As alluded to throughout the individual match analyses, ROH's current booking attitude has ostensibly left every wrestler bereft of free competitive will. Instead of toe to toe action where one man wins and one man loses by their own abilities, all results come from something else, whether the referee being stupid or overbearing, interfering managers, worked injuries that took place outside the action of a specific match, broadly painted "personality" issues, someone's manipulative girlfriend (Sapolsky clearly has issues with women, and it'll only get worse in the future) or any other suffocating booking tactic that every match - no matter how insignificant - gets buried under. What is particularly baffling is that these stressful affectations have gotten substantially worse over the course of 2004. The autocratic booking has so stifled every aspect of the company that the only thing missing is prohibiting moves off the top rope.

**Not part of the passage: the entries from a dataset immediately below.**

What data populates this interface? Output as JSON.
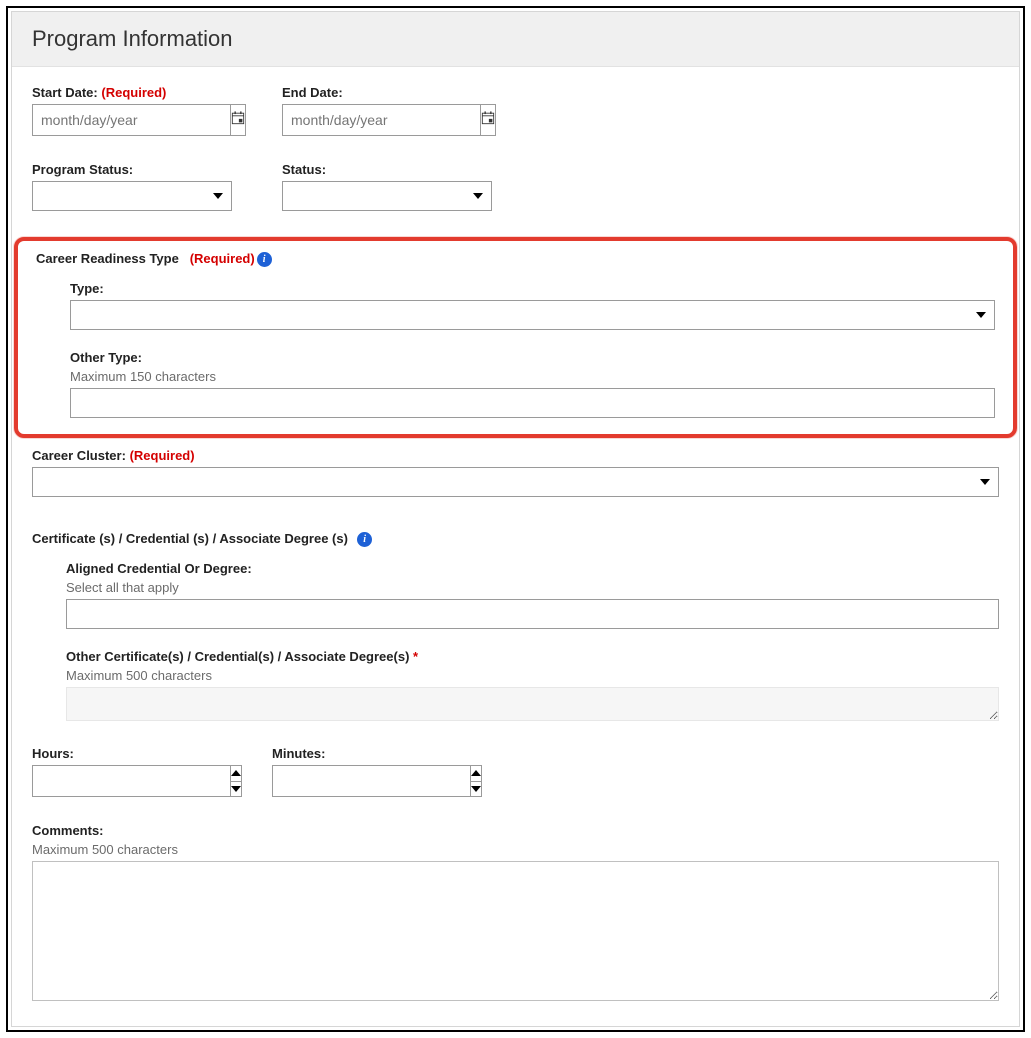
{
  "header": {
    "title": "Program Information"
  },
  "startDate": {
    "label": "Start Date:",
    "required": "(Required)",
    "placeholder": "month/day/year"
  },
  "endDate": {
    "label": "End Date:",
    "placeholder": "month/day/year"
  },
  "programStatus": {
    "label": "Program Status:"
  },
  "status": {
    "label": "Status:"
  },
  "careerReadiness": {
    "section": "Career Readiness Type",
    "required": "(Required)",
    "typeLabel": "Type:",
    "otherTypeLabel": "Other Type:",
    "otherHelper": "Maximum 150 characters"
  },
  "careerCluster": {
    "label": "Career Cluster:",
    "required": "(Required)"
  },
  "certificates": {
    "section": "Certificate (s) / Credential (s) / Associate Degree (s)",
    "alignedLabel": "Aligned Credential Or Degree:",
    "alignedHelper": "Select all that apply",
    "otherLabel": "Other Certificate(s) / Credential(s) / Associate Degree(s)",
    "asterisk": "*",
    "otherHelper": "Maximum 500 characters"
  },
  "hours": {
    "label": "Hours:"
  },
  "minutes": {
    "label": "Minutes:"
  },
  "comments": {
    "label": "Comments:",
    "helper": "Maximum 500 characters"
  }
}
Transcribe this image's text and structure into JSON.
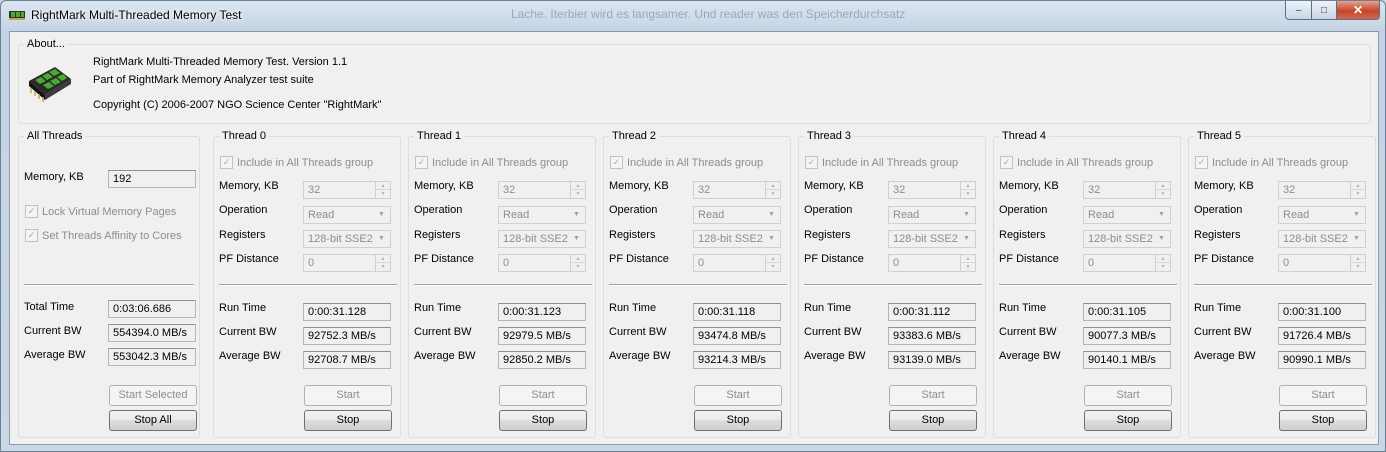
{
  "window": {
    "title": "RightMark Multi-Threaded Memory Test",
    "background_text": "Lache. Iterbier wird es langsamer. Und reader was den Speicherdurchsatz"
  },
  "about": {
    "label": "About...",
    "line1": "RightMark Multi-Threaded Memory Test. Version 1.1",
    "line2": "Part of RightMark Memory Analyzer test suite",
    "line3": "Copyright (C) 2006-2007 NGO Science Center \"RightMark\""
  },
  "all_threads": {
    "label": "All Threads",
    "memory_label": "Memory, KB",
    "memory_value": "192",
    "lock_pages_label": "Lock Virtual Memory Pages",
    "affinity_label": "Set Threads Affinity to Cores",
    "total_time_label": "Total Time",
    "total_time_value": "0:03:06.686",
    "current_bw_label": "Current BW",
    "current_bw_value": "554394.0 MB/s",
    "average_bw_label": "Average BW",
    "average_bw_value": "553042.3 MB/s",
    "start_selected_label": "Start Selected",
    "stop_all_label": "Stop All"
  },
  "thread_labels": {
    "include": "Include in All Threads group",
    "memory": "Memory, KB",
    "operation": "Operation",
    "registers": "Registers",
    "pf_distance": "PF Distance",
    "run_time": "Run Time",
    "current_bw": "Current BW",
    "average_bw": "Average BW",
    "start": "Start",
    "stop": "Stop"
  },
  "threads": [
    {
      "name": "Thread 0",
      "memory": "32",
      "operation": "Read",
      "registers": "128-bit SSE2",
      "pf_distance": "0",
      "run_time": "0:00:31.128",
      "current_bw": "92752.3 MB/s",
      "average_bw": "92708.7 MB/s"
    },
    {
      "name": "Thread 1",
      "memory": "32",
      "operation": "Read",
      "registers": "128-bit SSE2",
      "pf_distance": "0",
      "run_time": "0:00:31.123",
      "current_bw": "92979.5 MB/s",
      "average_bw": "92850.2 MB/s"
    },
    {
      "name": "Thread 2",
      "memory": "32",
      "operation": "Read",
      "registers": "128-bit SSE2",
      "pf_distance": "0",
      "run_time": "0:00:31.118",
      "current_bw": "93474.8 MB/s",
      "average_bw": "93214.3 MB/s"
    },
    {
      "name": "Thread 3",
      "memory": "32",
      "operation": "Read",
      "registers": "128-bit SSE2",
      "pf_distance": "0",
      "run_time": "0:00:31.112",
      "current_bw": "93383.6 MB/s",
      "average_bw": "93139.0 MB/s"
    },
    {
      "name": "Thread 4",
      "memory": "32",
      "operation": "Read",
      "registers": "128-bit SSE2",
      "pf_distance": "0",
      "run_time": "0:00:31.105",
      "current_bw": "90077.3 MB/s",
      "average_bw": "90140.1 MB/s"
    },
    {
      "name": "Thread 5",
      "memory": "32",
      "operation": "Read",
      "registers": "128-bit SSE2",
      "pf_distance": "0",
      "run_time": "0:00:31.100",
      "current_bw": "91726.4 MB/s",
      "average_bw": "90990.1 MB/s"
    }
  ],
  "icons": {
    "app": "memory-chip-icon",
    "minimize": "minimize-icon",
    "maximize": "maximize-icon",
    "close": "close-icon"
  },
  "colors": {
    "chip_green": "#3a9a2a",
    "close_red": "#c7452b",
    "disabled_text": "#8d8d8d"
  }
}
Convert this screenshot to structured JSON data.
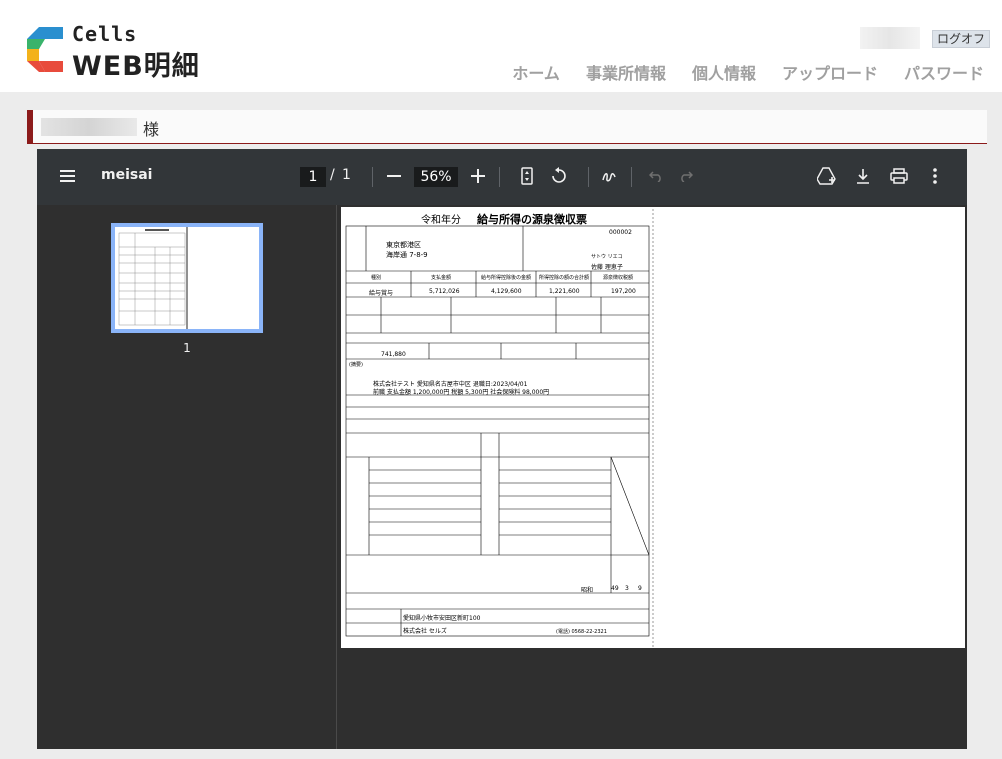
{
  "header": {
    "logo_small": "Cells",
    "logo_large": "WEB明細",
    "logout": "ログオフ",
    "nav": [
      "ホーム",
      "事業所情報",
      "個人情報",
      "アップロード",
      "パスワード"
    ]
  },
  "user": {
    "honorific": "様"
  },
  "viewer": {
    "filename": "meisai",
    "current_page": "1",
    "page_sep": "/",
    "total_pages": "1",
    "zoom": "56%",
    "thumb_label": "1"
  },
  "doc": {
    "era": "令和",
    "year_label": "年分",
    "title": "給与所得の源泉徴収票",
    "address1": "東京都港区",
    "address2": "海岸通 7-8-9",
    "name": "佐藤 理恵子",
    "kana": "サトウ リエコ",
    "emp_no": "000002",
    "pay_type": "給与賞与",
    "pay_amount": "5,712,026",
    "after_deduction": "4,129,600",
    "deduction_total": "1,221,600",
    "tax": "197,200",
    "social_ins": "741,880",
    "remark_label": "(摘要)",
    "remark1": "株式会社テスト 愛知県名古屋市中区 退職日:2023/04/01",
    "remark2": "前職 支払金額 1,200,000円 税額 5,300円 社会保険料 98,000円",
    "birth_era": "昭和",
    "birth_y": "49",
    "birth_m": "3",
    "birth_d": "9",
    "payer_address": "愛知県小牧市安田区新町100",
    "payer_name": "株式会社 セルズ",
    "payer_tel": "(電話) 0568-22-2321",
    "col_kind": "種別",
    "col_amount": "支払金額",
    "col_after": "給与所得控除後の金額",
    "col_deduct": "所得控除の額の合計額",
    "col_tax": "源泉徴収税額"
  }
}
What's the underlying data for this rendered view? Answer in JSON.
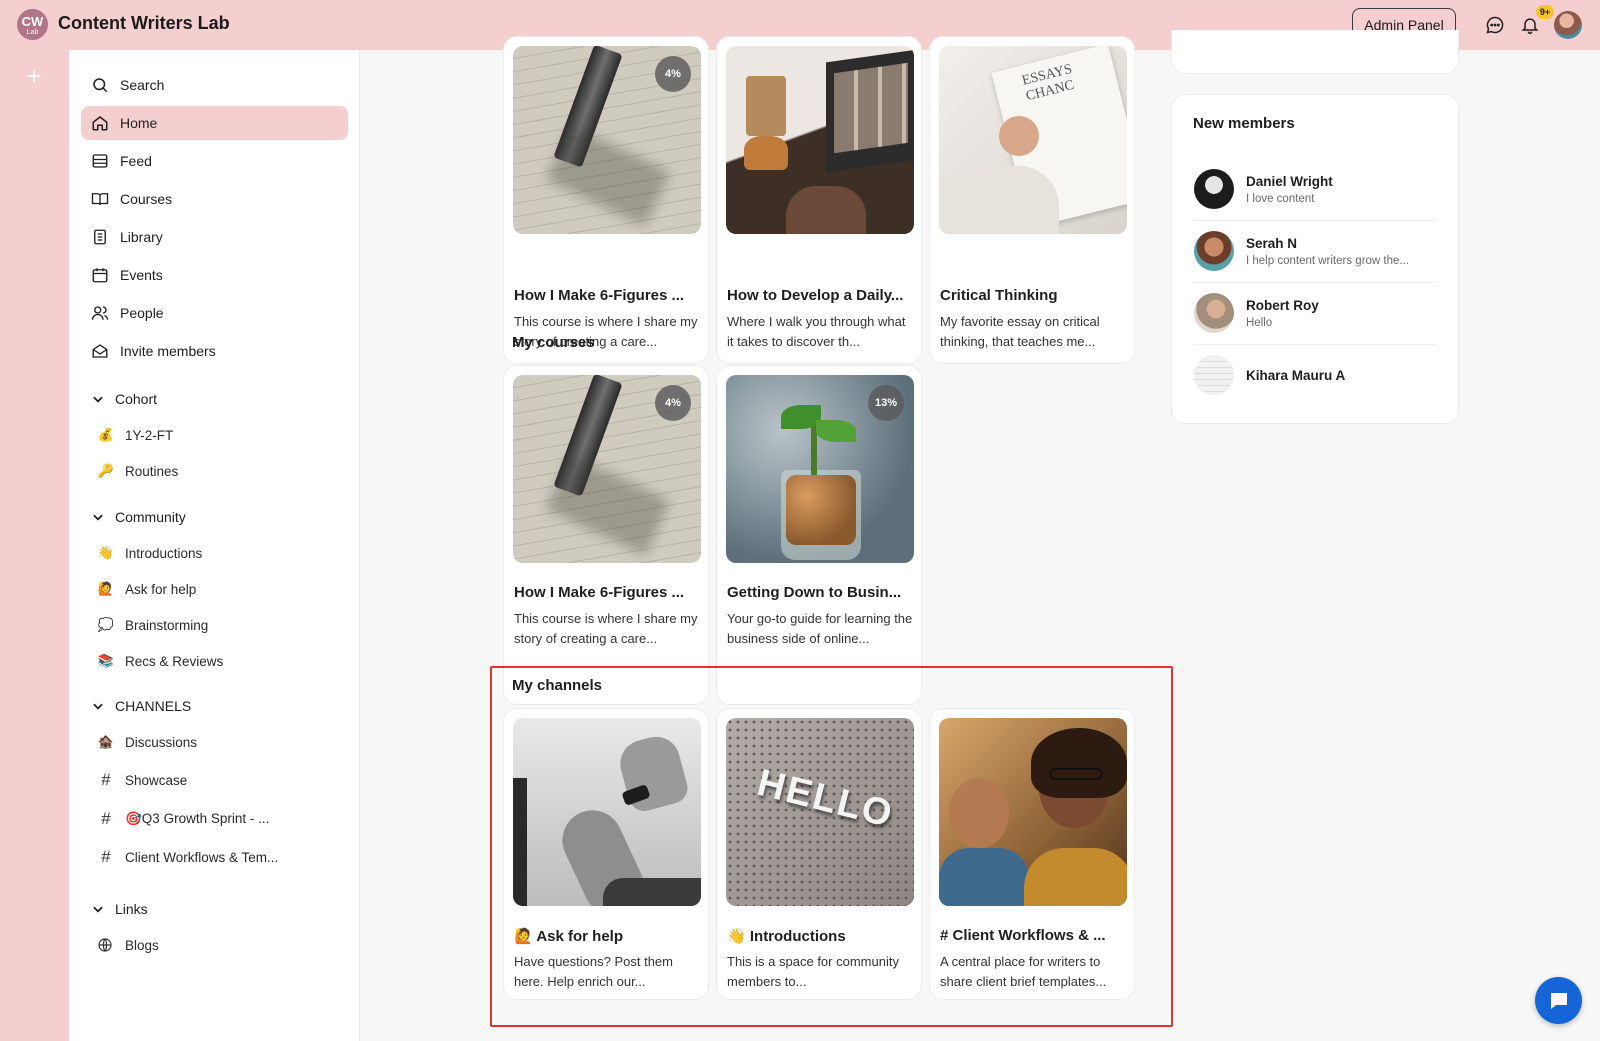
{
  "app": {
    "logo_text": "CW",
    "logo_sub": "Lab",
    "title": "Content Writers Lab",
    "admin_label": "Admin Panel",
    "notif_badge": "9+"
  },
  "nav": {
    "search": "Search",
    "home": "Home",
    "feed": "Feed",
    "courses": "Courses",
    "library": "Library",
    "events": "Events",
    "people": "People",
    "invite": "Invite members"
  },
  "sections": {
    "cohort": {
      "label": "Cohort",
      "items": [
        {
          "emoji": "💰",
          "label": "1Y-2-FT"
        },
        {
          "emoji": "🔑",
          "label": "Routines"
        }
      ]
    },
    "community": {
      "label": "Community",
      "items": [
        {
          "emoji": "👋",
          "label": "Introductions"
        },
        {
          "emoji": "🙋",
          "label": "Ask for help"
        },
        {
          "emoji": "💭",
          "label": "Brainstorming"
        },
        {
          "emoji": "📚",
          "label": "Recs & Reviews"
        }
      ]
    },
    "channels": {
      "label": "CHANNELS",
      "items": [
        {
          "icon": "house",
          "emoji": "🏚️",
          "label": "Discussions"
        },
        {
          "icon": "hash",
          "label": "Showcase"
        },
        {
          "icon": "hash",
          "label": "🎯Q3 Growth Sprint - ..."
        },
        {
          "icon": "hash",
          "label": "Client Workflows & Tem..."
        }
      ]
    },
    "links": {
      "label": "Links",
      "items": [
        {
          "icon": "globe",
          "label": "Blogs"
        }
      ]
    }
  },
  "main": {
    "top_cards": [
      {
        "title": "How I Make 6-Figures ...",
        "desc": "This course is where I share my story of creating a care...",
        "progress": "4%"
      },
      {
        "title": "How to Develop a Daily...",
        "desc": "Where I walk you through what it takes to discover th..."
      },
      {
        "title": "Critical Thinking",
        "desc": "My favorite essay on critical thinking, that teaches me..."
      }
    ],
    "my_courses": {
      "title": "My courses",
      "cards": [
        {
          "title": "How I Make 6-Figures ...",
          "desc": "This course is where I share my story of creating a care...",
          "progress": "4%"
        },
        {
          "title": "Getting Down to Busin...",
          "desc": "Your go-to guide for learning the business side of online...",
          "progress": "13%"
        }
      ]
    },
    "my_channels": {
      "title": "My channels",
      "cards": [
        {
          "emoji": "🙋",
          "title": "Ask for help",
          "desc": "Have questions? Post them here. Help enrich our..."
        },
        {
          "emoji": "👋",
          "title": "Introductions",
          "desc": "This is a space for community members to..."
        },
        {
          "emoji": "#",
          "title": "Client Workflows & ...",
          "desc": "A central place for writers to share client brief templates..."
        }
      ]
    }
  },
  "right": {
    "new_members": {
      "title": "New members",
      "members": [
        {
          "name": "Daniel Wright",
          "bio": "I love content"
        },
        {
          "name": "Serah N",
          "bio": "I help content writers grow the..."
        },
        {
          "name": "Robert Roy",
          "bio": "Hello"
        },
        {
          "name": "Kihara Mauru A",
          "bio": ""
        }
      ]
    }
  },
  "colors": {
    "brand_pink": "#f5cfd0",
    "highlight_red": "#e03434",
    "fab_blue": "#1565d8"
  }
}
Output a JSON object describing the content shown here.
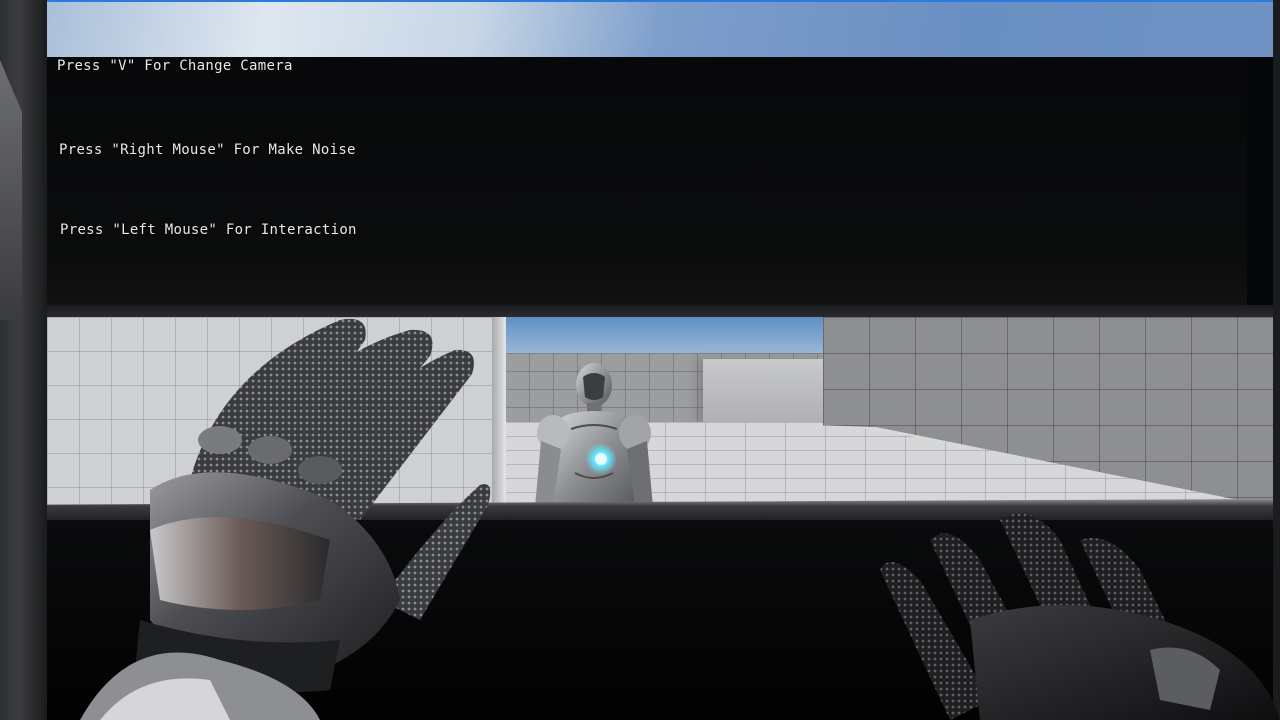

All-Star Extravaganza 2 was a bloated, over-booked, under-worked pretend television taping that was promoted as a pay-per-view type supercard - very similar indeed to the LaBrea Tar Pit earlier in the year known as Reborn: Completion. Couple that with the aforementioned reactionary booking issues and top it off with a massively over-promoted, overrated main event and you get a show that is nigh unto unwatchable. Ring of Honor would eventually get better than this, but it's a long walk before you get there - and no oases exist through that desert.